Tame Iti was accused of running military style training camps in the Ruatoki and Urewera region.
'The Price of Peace’ depicts how Iti’s life changed forever on October 15, 2007. In the dead of night, heavily armed police in military style uniform raided his home and the homes of many others in what became known as the infamous “terror raids.”
For the next six years he fought to clear his name and the name of his Tūhoe people. The film follows Iti through the Court system, through his jail sentence, and is with him on his return home.
The film places the “terror raids” and subsequent events in the context of history, from the confiscations and scorched earth raids of the 1860s right up to the signing of the historic Deed of Settlement in 2013 and the Crown’s formal apology in 2014.
‘The Price of Peace’ is directed by Kim Webby and made in association with New Zealand On Air and Māori Television with funding assistance from Te Kotahi a Tūhoe and the New Zealand Film Commission.

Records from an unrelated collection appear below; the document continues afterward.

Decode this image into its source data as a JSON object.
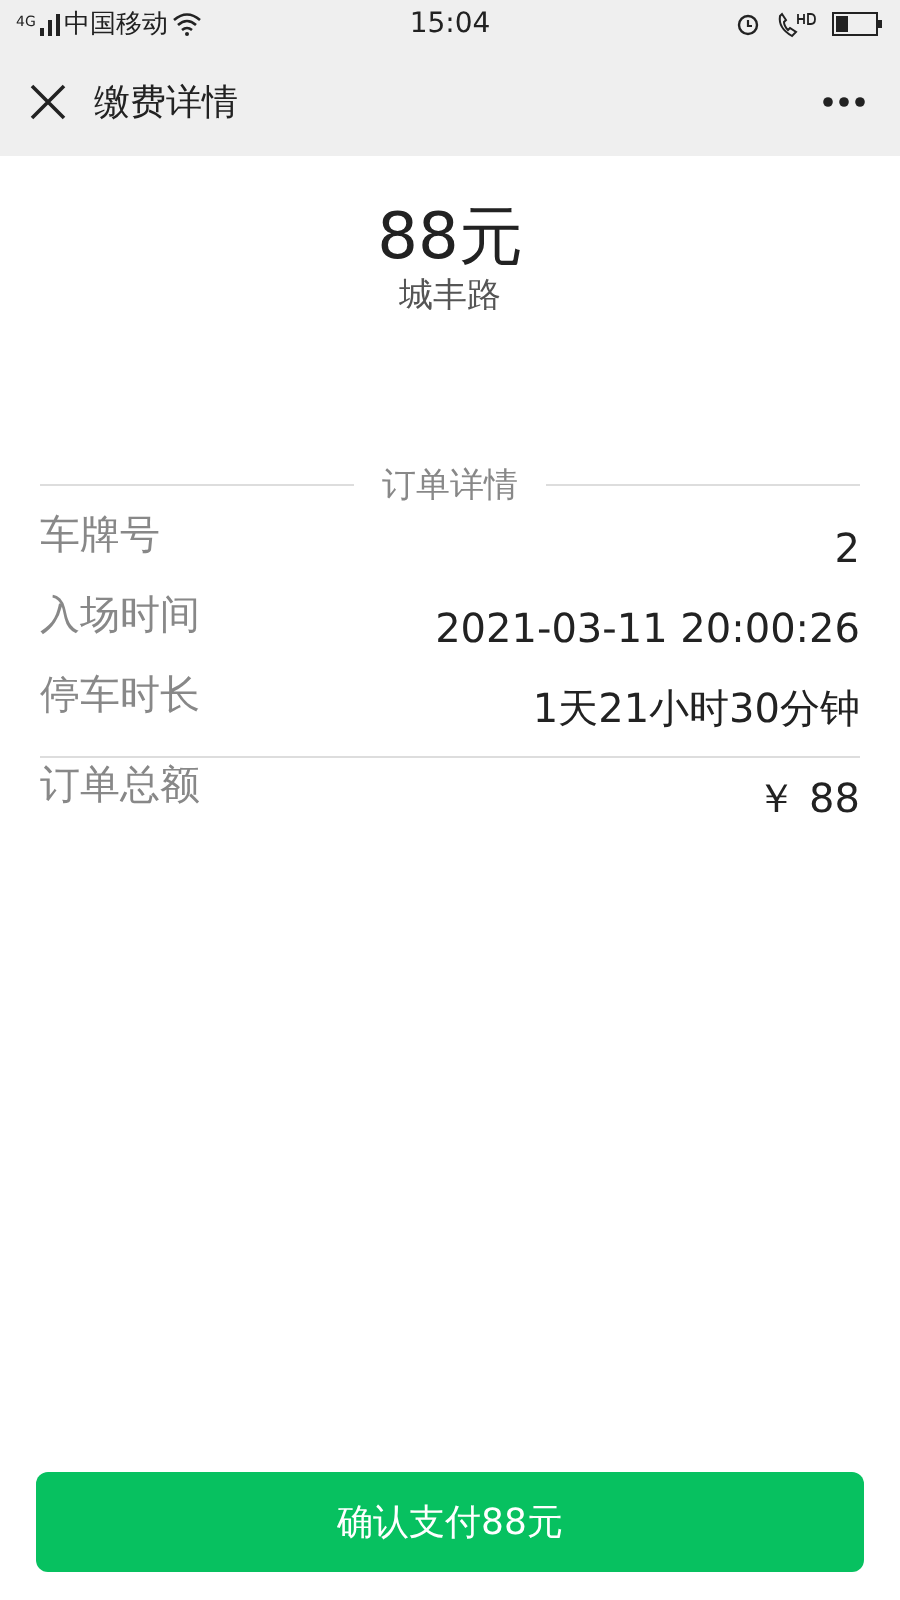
{
  "status_bar": {
    "carrier": "中国移动",
    "network": "4G",
    "time": "15:04"
  },
  "nav": {
    "title": "缴费详情"
  },
  "summary": {
    "amount": "88元",
    "location": "城丰路"
  },
  "section_title": "订单详情",
  "rows": [
    {
      "label": "车牌号",
      "value": "2"
    },
    {
      "label": "入场时间",
      "value": "2021-03-11 20:00:26"
    },
    {
      "label": "停车时长",
      "value": "1天21小时30分钟"
    }
  ],
  "total": {
    "label": "订单总额",
    "value": "￥ 88"
  },
  "pay_button": "确认支付88元"
}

It will screen in Auckland on Sunday 19 July 1:00pm and Wednesday 22 July 1:45pm Sky City Theatre. It will then screen in Wellington on Tuesday 4 August 6:15pm and Wednesday 5 August 1:30pm Soundings Theatre Te Papa.